▶ _About this task_
Keep the images out and copy every entry below exactly.
★ ★ ★
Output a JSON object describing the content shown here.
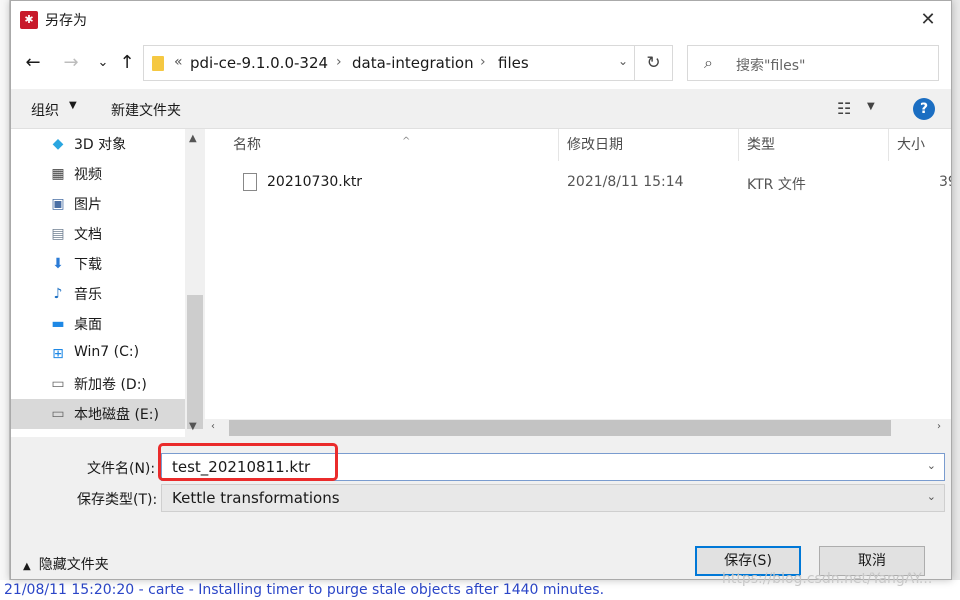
{
  "window": {
    "title": "另存为",
    "close_glyph": "✕"
  },
  "nav": {
    "back_glyph": "←",
    "forward_glyph": "→",
    "recent_glyph": "⌄",
    "up_glyph": "↑"
  },
  "address": {
    "overflow_glyph": "«",
    "crumbs": [
      "pdi-ce-9.1.0.0-324",
      "data-integration",
      "files"
    ],
    "sep_glyph": "›",
    "dropdown_glyph": "⌄",
    "refresh_glyph": "↻"
  },
  "search": {
    "placeholder": "搜索\"files\"",
    "icon_glyph": "⌕"
  },
  "toolbar": {
    "organize": "组织",
    "organize_chev": "▼",
    "new_folder": "新建文件夹",
    "view_glyph": "☷",
    "view_chev": "▼",
    "help_glyph": "?"
  },
  "sidebar": {
    "items": [
      {
        "label": "3D 对象",
        "icon": "cube-icon",
        "glyph": "◆",
        "color": "#2aa6e0"
      },
      {
        "label": "视频",
        "icon": "film-icon",
        "glyph": "▦",
        "color": "#444444"
      },
      {
        "label": "图片",
        "icon": "picture-icon",
        "glyph": "▣",
        "color": "#4a6fa5"
      },
      {
        "label": "文档",
        "icon": "document-icon",
        "glyph": "▤",
        "color": "#6f7f91"
      },
      {
        "label": "下载",
        "icon": "download-icon",
        "glyph": "⬇",
        "color": "#2a7bd6"
      },
      {
        "label": "音乐",
        "icon": "music-icon",
        "glyph": "♪",
        "color": "#1b6ec2"
      },
      {
        "label": "桌面",
        "icon": "desktop-icon",
        "glyph": "▬",
        "color": "#1e88e5"
      },
      {
        "label": "Win7 (C:)",
        "icon": "windows-drive-icon",
        "glyph": "⊞",
        "color": "#1e88e5"
      },
      {
        "label": "新加卷 (D:)",
        "icon": "drive-icon",
        "glyph": "▭",
        "color": "#666666"
      },
      {
        "label": "本地磁盘 (E:)",
        "icon": "drive-icon",
        "glyph": "▭",
        "color": "#666666",
        "selected": true
      }
    ],
    "scroll_up": "▲",
    "scroll_down": "▼"
  },
  "columns": {
    "name": "名称",
    "modified": "修改日期",
    "type": "类型",
    "size": "大小",
    "sort_glyph": "^"
  },
  "files": [
    {
      "name": "20210730.ktr",
      "modified": "2021/8/11 15:14",
      "type": "KTR 文件",
      "size": "39"
    }
  ],
  "hscroll": {
    "left": "‹",
    "right": "›"
  },
  "form": {
    "filename_label": "文件名(N):",
    "filename_value": "test_20210811.ktr",
    "filetype_label": "保存类型(T):",
    "filetype_value": "Kettle transformations",
    "dropdown_glyph": "⌄"
  },
  "footer": {
    "hide_folders": "隐藏文件夹",
    "hide_chev": "▲",
    "save": "保存(S)",
    "cancel": "取消",
    "watermark": "https://blog.csdn.net/YangAY..."
  },
  "background_text": {
    "line": "21/08/11 15:20:20 - carte - Installing timer to purge stale objects after 1440 minutes."
  },
  "colors": {
    "accent": "#0078d7",
    "highlight_border": "#ea2b2b"
  }
}
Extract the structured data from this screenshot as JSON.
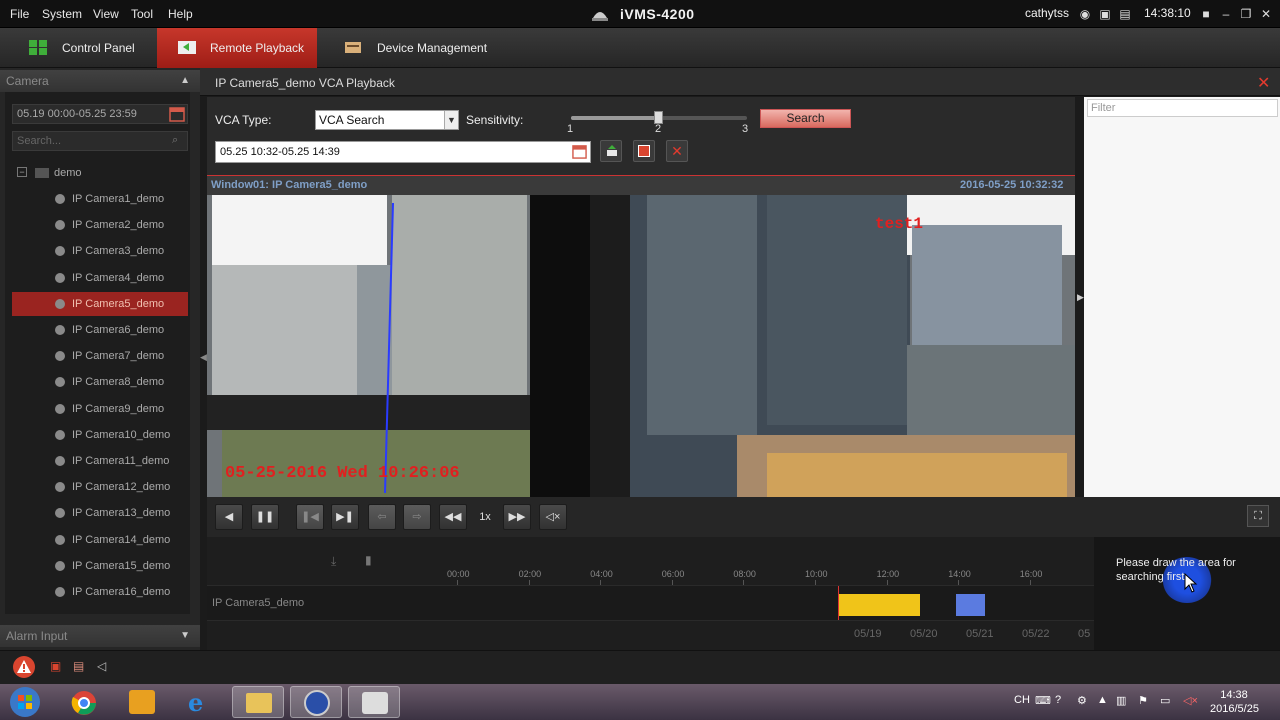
{
  "menu": [
    "File",
    "System",
    "View",
    "Tool",
    "Help"
  ],
  "app_title": "iVMS-4200",
  "user": "cathytss",
  "time": "14:38:10",
  "tabs": {
    "control_panel": "Control Panel",
    "remote_playback": "Remote Playback",
    "device_management": "Device Management"
  },
  "left": {
    "camera_header": "Camera",
    "date_range": "05.19 00:00-05.25 23:59",
    "search_placeholder": "Search...",
    "group": "demo",
    "cameras": [
      "IP Camera1_demo",
      "IP Camera2_demo",
      "IP Camera3_demo",
      "IP Camera4_demo",
      "IP Camera5_demo",
      "IP Camera6_demo",
      "IP Camera7_demo",
      "IP Camera8_demo",
      "IP Camera9_demo",
      "IP Camera10_demo",
      "IP Camera11_demo",
      "IP Camera12_demo",
      "IP Camera13_demo",
      "IP Camera14_demo",
      "IP Camera15_demo",
      "IP Camera16_demo"
    ],
    "selected_index": 4,
    "alarm_header": "Alarm Input"
  },
  "main": {
    "title": "IP Camera5_demo VCA Playback",
    "vca_label": "VCA Type:",
    "vca_value": "VCA Search",
    "sensitivity_label": "Sensitivity:",
    "sensitivity_ticks": [
      "1",
      "2",
      "3"
    ],
    "sensitivity_value": 2,
    "search_label": "Search",
    "time_range": "05.25 10:32-05.25 14:39",
    "window_label": "Window01: IP Camera5_demo",
    "window_time": "2016-05-25 10:32:32",
    "osd_time": "05-25-2016 Wed 10:26:06",
    "osd_name": "test1",
    "filter_placeholder": "Filter",
    "speed": "1x"
  },
  "timeline": {
    "hours": [
      "00:00",
      "02:00",
      "04:00",
      "06:00",
      "08:00",
      "10:00",
      "12:00",
      "14:00",
      "16:00"
    ],
    "camera": "IP Camera5_demo",
    "dates": [
      "05/19",
      "05/20",
      "05/21",
      "05/22",
      "05"
    ],
    "hint": "Please draw the area for searching first."
  },
  "taskbar": {
    "clock_time": "14:38",
    "clock_date": "2016/5/25",
    "lang": "CH"
  },
  "colors": {
    "accent": "#b3261e",
    "record_normal": "#f0c419",
    "record_vca": "#5b7be0"
  }
}
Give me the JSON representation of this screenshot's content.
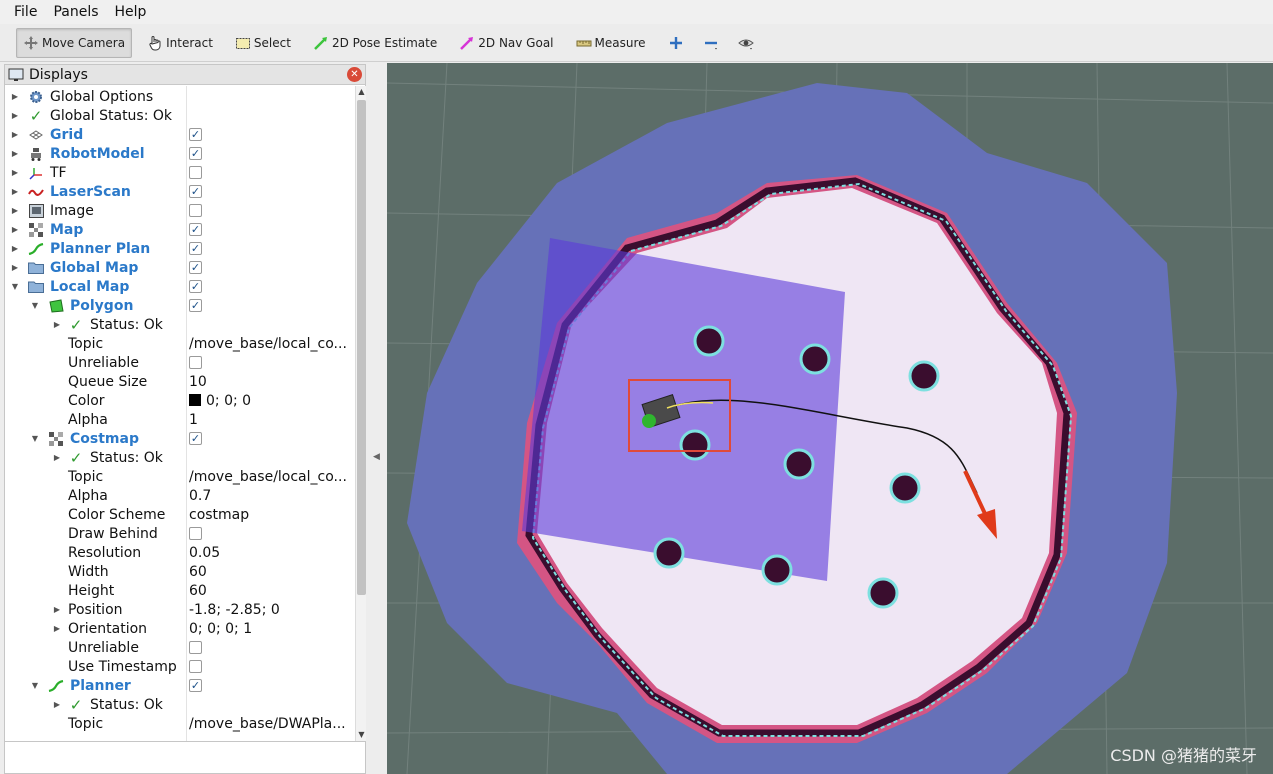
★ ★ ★
▶ _Written solution_
Output a JSON object describing the content shown here.
{
  "window": {
    "title": "另存为",
    "close_glyph": "✕"
  },
  "nav": {
    "back_glyph": "←",
    "forward_glyph": "→",
    "recent_glyph": "⌄",
    "up_glyph": "↑"
  },
  "address": {
    "overflow_glyph": "«",
    "crumbs": [
      "pdi-ce-9.1.0.0-324",
      "data-integration",
      "files"
    ],
    "sep_glyph": "›",
    "dropdown_glyph": "⌄",
    "refresh_glyph": "↻"
  },
  "search": {
    "placeholder": "搜索\"files\"",
    "icon_glyph": "⌕"
  },
  "toolbar": {
    "organize": "组织",
    "organize_chev": "▼",
    "new_folder": "新建文件夹",
    "view_glyph": "☷",
    "view_chev": "▼",
    "help_glyph": "?"
  },
  "sidebar": {
    "items": [
      {
        "label": "3D 对象",
        "icon": "cube-icon",
        "glyph": "◆",
        "color": "#2aa6e0"
      },
      {
        "label": "视频",
        "icon": "film-icon",
        "glyph": "▦",
        "color": "#444444"
      },
      {
        "label": "图片",
        "icon": "picture-icon",
        "glyph": "▣",
        "color": "#4a6fa5"
      },
      {
        "label": "文档",
        "icon": "document-icon",
        "glyph": "▤",
        "color": "#6f7f91"
      },
      {
        "label": "下载",
        "icon": "download-icon",
        "glyph": "⬇",
        "color": "#2a7bd6"
      },
      {
        "label": "音乐",
        "icon": "music-icon",
        "glyph": "♪",
        "color": "#1b6ec2"
      },
      {
        "label": "桌面",
        "icon": "desktop-icon",
        "glyph": "▬",
        "color": "#1e88e5"
      },
      {
        "label": "Win7 (C:)",
        "icon": "windows-drive-icon",
        "glyph": "⊞",
        "color": "#1e88e5"
      },
      {
        "label": "新加卷 (D:)",
        "icon": "drive-icon",
        "glyph": "▭",
        "color": "#666666"
      },
      {
        "label": "本地磁盘 (E:)",
        "icon": "drive-icon",
        "glyph": "▭",
        "color": "#666666",
        "selected": true
      }
    ],
    "scroll_up": "▲",
    "scroll_down": "▼"
  },
  "columns": {
    "name": "名称",
    "modified": "修改日期",
    "type": "类型",
    "size": "大小",
    "sort_glyph": "^"
  },
  "files": [
    {
      "name": "20210730.ktr",
      "modified": "2021/8/11 15:14",
      "type": "KTR 文件",
      "size": "39"
    }
  ],
  "hscroll": {
    "left": "‹",
    "right": "›"
  },
  "form": {
    "filename_label": "文件名(N):",
    "filename_value": "test_20210811.ktr",
    "filetype_label": "保存类型(T):",
    "filetype_value": "Kettle transformations",
    "dropdown_glyph": "⌄"
  },
  "footer": {
    "hide_folders": "隐藏文件夹",
    "hide_chev": "▲",
    "save": "保存(S)",
    "cancel": "取消",
    "watermark": "https://blog.csdn.net/YangAY..."
  },
  "background_text": {
    "line": "21/08/11 15:20:20 - carte - Installing timer to purge stale objects after 1440 minutes."
  },
  "colors": {
    "accent": "#0078d7",
    "highlight_border": "#ea2b2b"
  }
}
Extract the structured data from this screenshot as JSON.
{
  "menu": [
    "File",
    "System",
    "View",
    "Tool",
    "Help"
  ],
  "app_title": "iVMS-4200",
  "user": "cathytss",
  "time": "14:38:10",
  "tabs": {
    "control_panel": "Control Panel",
    "remote_playback": "Remote Playback",
    "device_management": "Device Management"
  },
  "left": {
    "camera_header": "Camera",
    "date_range": "05.19 00:00-05.25 23:59",
    "search_placeholder": "Search...",
    "group": "demo",
    "cameras": [
      "IP Camera1_demo",
      "IP Camera2_demo",
      "IP Camera3_demo",
      "IP Camera4_demo",
      "IP Camera5_demo",
      "IP Camera6_demo",
      "IP Camera7_demo",
      "IP Camera8_demo",
      "IP Camera9_demo",
      "IP Camera10_demo",
      "IP Camera11_demo",
      "IP Camera12_demo",
      "IP Camera13_demo",
      "IP Camera14_demo",
      "IP Camera15_demo",
      "IP Camera16_demo"
    ],
    "selected_index": 4,
    "alarm_header": "Alarm Input"
  },
  "main": {
    "title": "IP Camera5_demo VCA Playback",
    "vca_label": "VCA Type:",
    "vca_value": "VCA Search",
    "sensitivity_label": "Sensitivity:",
    "sensitivity_ticks": [
      "1",
      "2",
      "3"
    ],
    "sensitivity_value": 2,
    "search_label": "Search",
    "time_range": "05.25 10:32-05.25 14:39",
    "window_label": "Window01: IP Camera5_demo",
    "window_time": "2016-05-25 10:32:32",
    "osd_time": "05-25-2016 Wed 10:26:06",
    "osd_name": "test1",
    "filter_placeholder": "Filter",
    "speed": "1x"
  },
  "timeline": {
    "hours": [
      "00:00",
      "02:00",
      "04:00",
      "06:00",
      "08:00",
      "10:00",
      "12:00",
      "14:00",
      "16:00"
    ],
    "camera": "IP Camera5_demo",
    "dates": [
      "05/19",
      "05/20",
      "05/21",
      "05/22",
      "05"
    ],
    "hint": "Please draw the area for searching first."
  },
  "taskbar": {
    "clock_time": "14:38",
    "clock_date": "2016/5/25",
    "lang": "CH"
  },
  "colors": {
    "accent": "#b3261e",
    "record_normal": "#f0c419",
    "record_vca": "#5b7be0"
  }
}
Give me the JSON representation of this screenshot's content.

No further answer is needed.